We invite you to include your classes in this ongoing discussion. A free teacher's introduction has been prepared and will be sent to participating classes (while quantities last). This could also encourage you to access the visual introduction to the Escher exhibition on the upcoming National Gallery of Canada Web site. Forum highlights will be incorporated into a visual introduction in this soon-to-be launched site.

For more information, please contact:

Jean-Francois Leger
Education Division, National Gallery of Canada
Tel. (613)-990-6531

Non-Linear Creations
Tel. (613) 567-5517 (Ottawa, Canada)


Merry Christmas!
Welcome to Santa's address on the Internet!

Santa, Mrs. Claus, and the rest of the crew is always happy to have visitors.

If you or someone you know would like to write to Santa Claus, you can send e-mail to Santa at the addresses below.

Please make sure your e-mail address is entered in your Web browser so that Santa will be able to send email back to you.



Email (for Español)
French will be available shortly!

All mail IS ALWAYS answered by Santa. If for some reason you don't get a reply, it probably means the mail was lost in the internet mail, so just re-send your mail and make sure the return address is correct. Santa gets 5 to 10 messages per day to which replies can't be delivered because of an error in the address, so please make sure your address is correct so that Santa can send you a reply. Happy Holidays!

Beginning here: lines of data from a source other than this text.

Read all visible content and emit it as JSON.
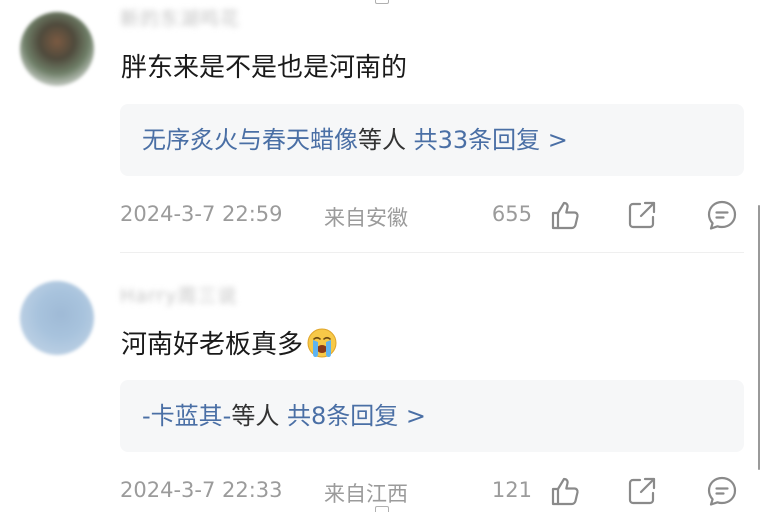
{
  "comments": [
    {
      "username": "新的东湖鸣花",
      "content": "胖东来是不是也是河南的",
      "emoji": "",
      "reply_summary": {
        "names": "无序炙火与春天蜡像",
        "middle": "等人",
        "count_text": "共33条回复 >"
      },
      "timestamp": "2024-3-7 22:59",
      "location": "来自安徽",
      "likes": "655"
    },
    {
      "username": "Harry周三说",
      "content": "河南好老板真多",
      "emoji": "crying-face-emoji",
      "reply_summary": {
        "names": "-卡蓝其-",
        "middle": "等人",
        "count_text": "共8条回复 >"
      },
      "timestamp": "2024-3-7 22:33",
      "location": "来自江西",
      "likes": "121"
    }
  ],
  "icons": {
    "like": "thumbs-up-icon",
    "share": "share-icon",
    "reply": "comment-icon"
  },
  "colors": {
    "link_blue": "#4a6fa5",
    "meta_gray": "#9b9b9b",
    "reply_bg": "#f6f7f8",
    "text_dark": "#1a1a1a"
  }
}
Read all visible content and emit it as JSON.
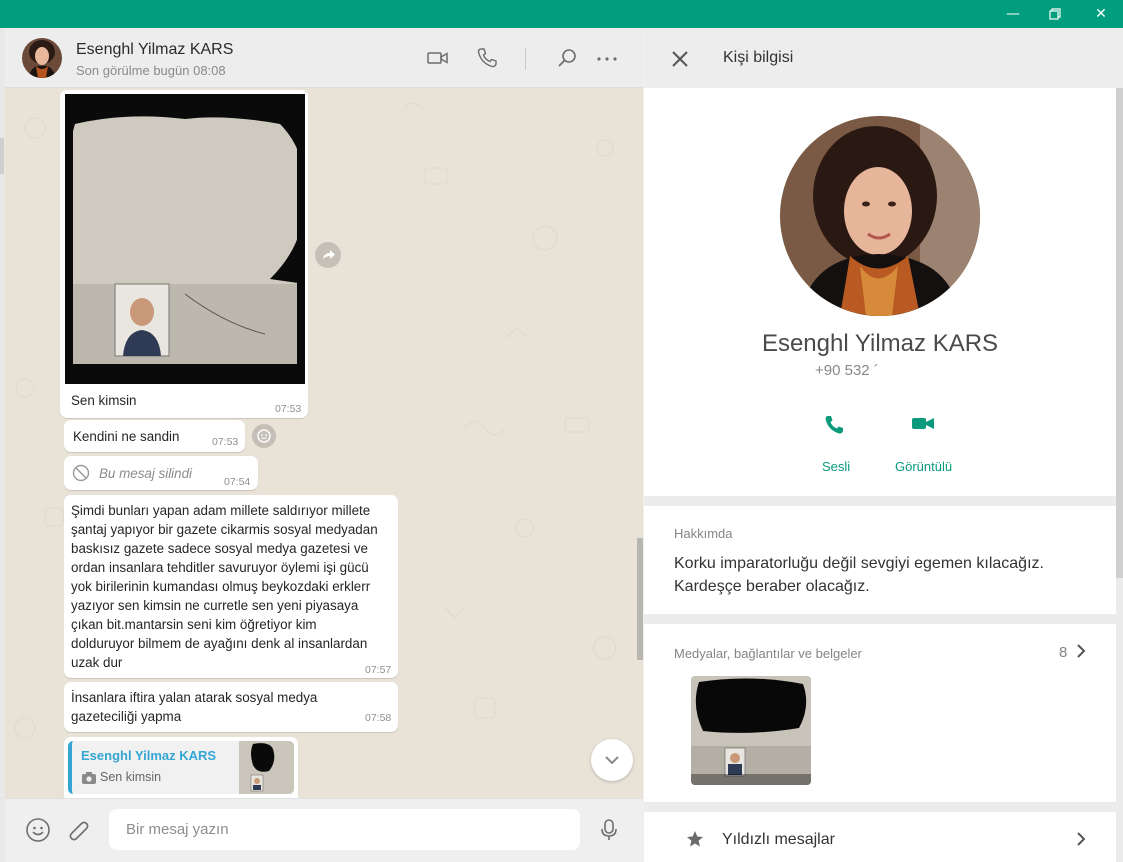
{
  "chat": {
    "contact_name": "Esenghl Yilmaz KARS",
    "status": "Son görülme bugün 08:08",
    "messages": [
      {
        "text": "Sen kimsin",
        "time": "07:53"
      },
      {
        "text": "Kendini ne sandin",
        "time": "07:53"
      },
      {
        "text": "Bu mesaj silindi",
        "time": "07:54"
      },
      {
        "text": "Şimdi bunları yapan adam millete saldırıyor millete şantaj yapıyor bir gazete cikarmis sosyal medyadan baskısız gazete sadece sosyal medya gazetesi ve ordan insanlara tehditler savuruyor öylemi işi gücü yok birilerinin kumandası olmuş beykozdaki erklerr yazıyor sen kimsin ne curretle sen yeni piyasaya çıkan bit.mantarsin seni kim öğretiyor kim dolduruyor bilmem de ayağını denk al insanlardan uzak dur",
        "time": "07:57"
      },
      {
        "text": "İnsanlara iftira yalan atarak sosyal medya gazeteciliği yapma",
        "time": "07:58"
      }
    ],
    "message_lines": {
      "long": [
        "Şimdi bunları yapan adam millete saldırıyor millete",
        "şantaj yapıyor bir gazete cikarmis sosyal medyadan",
        "baskısız gazete sadece sosyal medya gazetesi ve",
        "ordan insanlara tehditler savuruyor öylemi işi gücü",
        "yok birilerinin kumandası olmuş beykozdaki erklerr",
        "yazıyor sen kimsin ne curretle sen yeni piyasaya",
        "çıkan bit.mantarsin seni kim öğretiyor kim",
        "dolduruyor bilmem de ayağını denk al insanlardan",
        "uzak dur"
      ],
      "last": [
        "İnsanlara iftira yalan atarak sosyal medya",
        "gazeteciliği yapma"
      ]
    },
    "reply_preview": {
      "name": "Esenghl Yilmaz KARS",
      "text": "Sen kimsin"
    },
    "composer_placeholder": "Bir mesaj yazın"
  },
  "info": {
    "title": "Kişi bilgisi",
    "name": "Esenghl Yilmaz KARS",
    "phone": "+90 532 ´",
    "actions": {
      "voice": "Sesli",
      "video": "Görüntülü"
    },
    "about_label": "Hakkımda",
    "about_lines": [
      "Korku imparatorluğu değil sevgiyi egemen kılacağız.",
      "Kardeşçe beraber olacağız."
    ],
    "media_label": "Medyalar, bağlantılar ve belgeler",
    "media_count": "8",
    "starred_label": "Yıldızlı mesajlar"
  },
  "colors": {
    "accent": "#009e7e",
    "bubble": "#ffffff",
    "chat_bg": "#e8e2d7",
    "reply_name": "#35a6d4"
  }
}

Copyright © 1995 the Manitoba Library Association. Reproduction for personal use is permitted only if this copyright notice is maintained. Any other reproduction is prohibited without permission.

Published by
The Manitoba Library Association
ISSN 1201-9364

Book Reviews by Author
Book Reviews by Title
Audio/Video/CD-ROM Reviews by Title
Volume 2 Index